Karen Cunningham, 'Mean Time', 2020. HD Video still.

Karen Cunningham

Mean Time

Online

22 Oct 2020 — 6 Nov 2020  

 

Karen Cunningham has been Collective’s artist in residence throughout 2020. During this SGSAH funded residency Karen, whose practice focusses on specific sites, technologies and their connections to or through travel, researched Calton Hill through its representation in postcards. This research resulted in a series of postcards, Another Just Past and Mean Time, a new short film that was launched online on 22 October. As her residency took place before and during the COVID-19 pandemic, these works have been informed and affected by Collective’s closure from March to July 2020.

Postcards of Calton Hill, Edinburgh and The Acropolis, Athens (inspiration for the architecture of the National Monument) are used as source materials in Mean Time. Postcards are of particular interest to Karen because their status as ‘minor’ photography means they can create unofficial archives of the sites and sights represented. During their ‘Golden Age’, the popularity of ‘Real Photographic Post Cardsfacilitated armchair travel for the working classes who wouldn’t have access to a camera or the means to visit the places depicted. In Mean Time, postcard views are deliberately suppressed and distorted to question the assumed familiarity of a landmark.

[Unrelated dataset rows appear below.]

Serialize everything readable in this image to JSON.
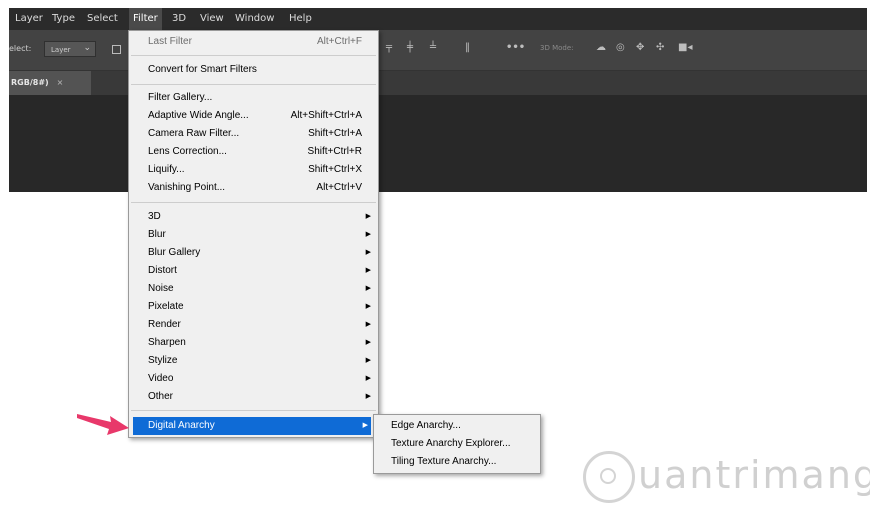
{
  "menubar": [
    "Layer",
    "Type",
    "Select",
    "Filter",
    "3D",
    "View",
    "Window",
    "Help"
  ],
  "options_bar": {
    "select_label": "elect:",
    "select_value": "Layer",
    "mode_label": "3D Mode:"
  },
  "document_tab": {
    "label": "RGB/8#)",
    "close": "×"
  },
  "filter_menu": {
    "last_filter": {
      "label": "Last Filter",
      "shortcut": "Alt+Ctrl+F"
    },
    "convert": "Convert for Smart Filters",
    "group1": [
      {
        "label": "Filter Gallery...",
        "shortcut": ""
      },
      {
        "label": "Adaptive Wide Angle...",
        "shortcut": "Alt+Shift+Ctrl+A"
      },
      {
        "label": "Camera Raw Filter...",
        "shortcut": "Shift+Ctrl+A"
      },
      {
        "label": "Lens Correction...",
        "shortcut": "Shift+Ctrl+R"
      },
      {
        "label": "Liquify...",
        "shortcut": "Shift+Ctrl+X"
      },
      {
        "label": "Vanishing Point...",
        "shortcut": "Alt+Ctrl+V"
      }
    ],
    "group2": [
      "3D",
      "Blur",
      "Blur Gallery",
      "Distort",
      "Noise",
      "Pixelate",
      "Render",
      "Sharpen",
      "Stylize",
      "Video",
      "Other"
    ],
    "highlighted": "Digital Anarchy"
  },
  "submenu": [
    "Edge Anarchy...",
    "Texture Anarchy Explorer...",
    "Tiling Texture Anarchy..."
  ],
  "watermark": "uantrimang",
  "colors": {
    "highlight": "#0f6bd6",
    "pointer": "#e8386a"
  }
}
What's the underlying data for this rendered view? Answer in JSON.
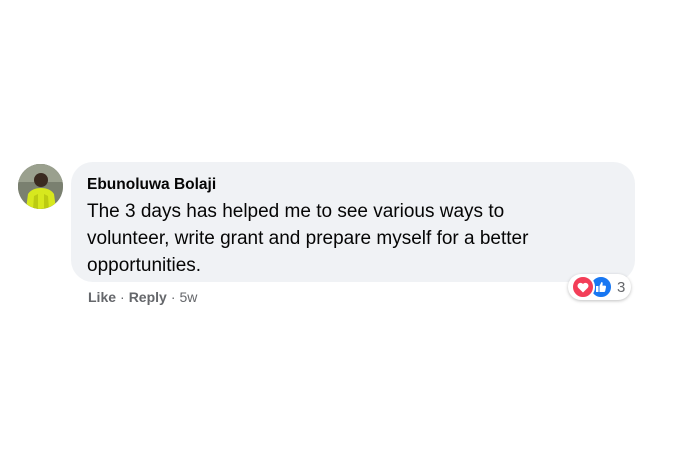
{
  "comment": {
    "author": "Ebunoluwa Bolaji",
    "text": "The 3 days has helped me to see various ways to volunteer, write grant and prepare myself for a better opportunities.",
    "avatar_icon": "profile-photo",
    "actions": {
      "like_label": "Like",
      "reply_label": "Reply",
      "separator": "·",
      "timestamp": "5w"
    },
    "reactions": {
      "icons": [
        "love-icon",
        "like-icon"
      ],
      "count": "3",
      "colors": {
        "love": "#f33e58",
        "like": "#1877f2"
      }
    },
    "bubble_color": "#f0f2f5",
    "meta_text_color": "#65676b"
  }
}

Driven by a soundtrack created by the artist and overlaid with her monologue, the film includes a single quote by author Ariella Aïsha Azoulay, which proposes that photography is not just an outcome of developing technologies, optical theory, sunlight and celluloid but also a conceptual and technological consequence of imperialism. Mean Time utilises ‘just past’ technologies such as the copy scanner and addresses the ’line’ as a technology in itself which, like the photograph, is put into service to create and recreate versions of the world by dividing or duplicating it.

In Mean Time Karen consciously ramifies, rather than clarifies, its subjects in order complicate the concept of a singular master narrative. The film is an attempt to destabilise or undo the privilege of the Eurocentric male gaze and its worldmaking claims of mastery over ways of looking (and thinking) which we might refer to as observation.

Mean Time is accompanied by an essay - Why can’t we see the movement of the tides in a glass of water? - by filmmaker and writer Alex Hetherington. Download Alex's essay here.

Karen Cunningham is an artist based in Glasgow. She is currently undertaking a practice-based PhD titled, World-Making and Un-Doing at Edinburgh College of Art. Her work has been presented throughout the UK and internationally including exhibitions, events and screenings at; Shanghai Minsheng Art Museum, China; Whitechapel Gallery, London; the Palace of Culture & Science, Warsaw, Poland; Nightingale Cinema, Chicago and Goldsmiths College, London.